- _Directions_:
Copy every line of the records below that holds the word "codes".

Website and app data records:
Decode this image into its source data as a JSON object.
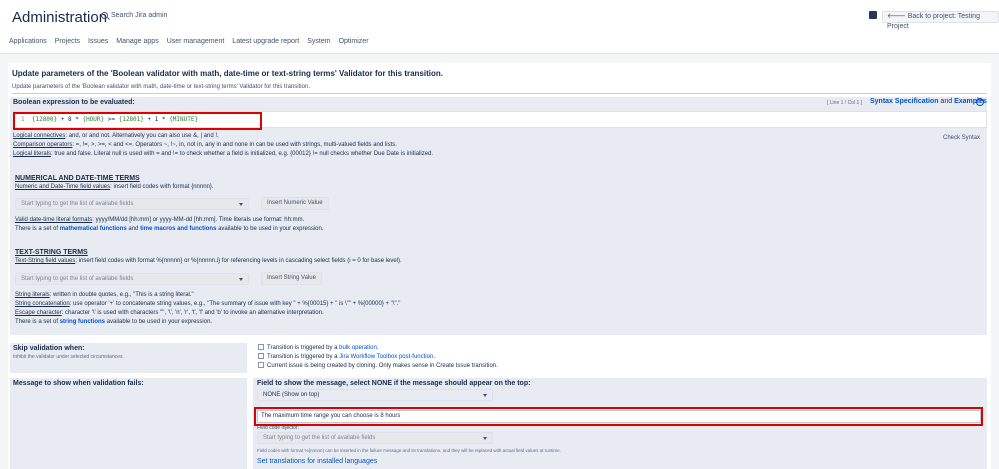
{
  "header": {
    "title": "Administration",
    "search_placeholder": "Search Jira admin",
    "back_button": "Back to project: Testing Project"
  },
  "nav": [
    "Applications",
    "Projects",
    "Issues",
    "Manage apps",
    "User management",
    "Latest upgrade report",
    "System",
    "Optimizer"
  ],
  "page": {
    "title": "Update parameters of the 'Boolean validator with math, date-time or text-string terms' Validator for this transition.",
    "subtitle": "Update parameters of the 'Boolean validator with math, date-time or text-string terms' Validator for this transition."
  },
  "expression": {
    "label": "Boolean expression to be evaluated:",
    "line_col": "[ Line 1 / Col 1 ]",
    "syntax_spec": "Syntax Specification",
    "and": "and",
    "examples": "Examples",
    "line_number": "1",
    "code_a": "{12800}",
    "code_b": " + 8 * ",
    "code_c": "{HOUR}",
    "code_d": " >= ",
    "code_e": "{12801}",
    "code_f": " + 1 * ",
    "code_g": "{MINUTE}",
    "check_syntax": "Check Syntax"
  },
  "help": {
    "logical_connectives_label": "Logical connectives",
    "logical_connectives_text": ": and, or and not. Alternatively you can also use &, | and !.",
    "comparison_label": "Comparison operators",
    "comparison_text": ": =, !=, >, >=, < and <=. Operators ~, !~, in, not in, any in and none in can be used with strings, multi-valued fields and lists.",
    "literals_label": "Logical literals",
    "literals_text": ": true and false. Literal null is used with = and != to check whether a field is initialized, e.g. {00012} != null checks whether Due Date is initialized."
  },
  "numeric": {
    "title": "NUMERICAL AND DATE-TIME TERMS",
    "desc_label": "Numeric and Date-Time field values",
    "desc_text": ": insert field codes with format {nnnnn}.",
    "select_placeholder": "Start typing to get the list of availabe fields",
    "button": "Insert Numeric Value",
    "valid_label": "Valid date-time literal formats",
    "valid_text": ": yyyy/MM/dd [hh:mm] or yyyy-MM-dd [hh:mm]. Time literals use format: hh:mm.",
    "set_pre": "There is a set of ",
    "math_link": "mathematical functions",
    "and": " and ",
    "time_link": "time macros and functions",
    "set_post": " available to be used in your expression."
  },
  "text": {
    "title": "TEXT-STRING TERMS",
    "desc_label": "Text-String field values",
    "desc_text": ": insert field codes with format %{nnnnn} or %{nnnnn.i} for referencing levels in cascading select fields (i = 0 for base level).",
    "select_placeholder": "Start typing to get the list of availabe fields",
    "button": "Insert String Value",
    "literals_label": "String literals",
    "literals_text": ": written in double quotes, e.g., \"This is a string literal.\"",
    "concat_label": "String concatenation",
    "concat_text": ": use operator '+' to concatenate string values, e.g., \"The summary of issue with key \" + %{00015} + \" is \\\"\" + %{00000} + \"\\\".\"",
    "escape_label": "Escape character",
    "escape_text": ": character '\\' is used with characters '\"', '\\', 'n', 'r', 't', 'f' and 'b' to invoke an alternative interpretation.",
    "set_pre": "There is a set of ",
    "string_link": "string functions",
    "set_post": " available to be used in your expression."
  },
  "skip": {
    "label": "Skip validation when:",
    "desc": "Inhibit the validator under selected circumstances.",
    "opt1_pre": "Transition is triggered by a ",
    "opt1_link": "bulk operation",
    "opt2_pre": "Transition is triggered by a ",
    "opt2_link": "Jira Workflow Toolbox post-function",
    "opt3": "Current issue is being created by cloning. Only makes sense in Create Issue transition."
  },
  "message": {
    "label": "Message to show when validation fails:",
    "field_label": "Field to show the message, select NONE if the message should appear on the top:",
    "field_value": "NONE (Show on top)",
    "message_value": "The maximum time range you can choose is 8 hours",
    "injector_label": "Field code injector:",
    "injector_placeholder": "Start typing to get the list of availabe fields",
    "note": "Field codes with format %{nnnnn} can be inserted in the failure message and its translations, and they will be replaced with actual field values at runtime.",
    "translations_link": "Set translations for installed languages"
  }
}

- _Answer_:
    "desc_text": ": insert field codes with format {nnnnn}.",
    "desc_text": ": insert field codes with format %{nnnnn} or %{nnnnn.i} for referencing levels in cascading select fields (i = 0 for base level).",
    "note": "Field codes with format %{nnnnn} can be inserted in the failure message and its translations, and they will be replaced with actual field values at runtime.",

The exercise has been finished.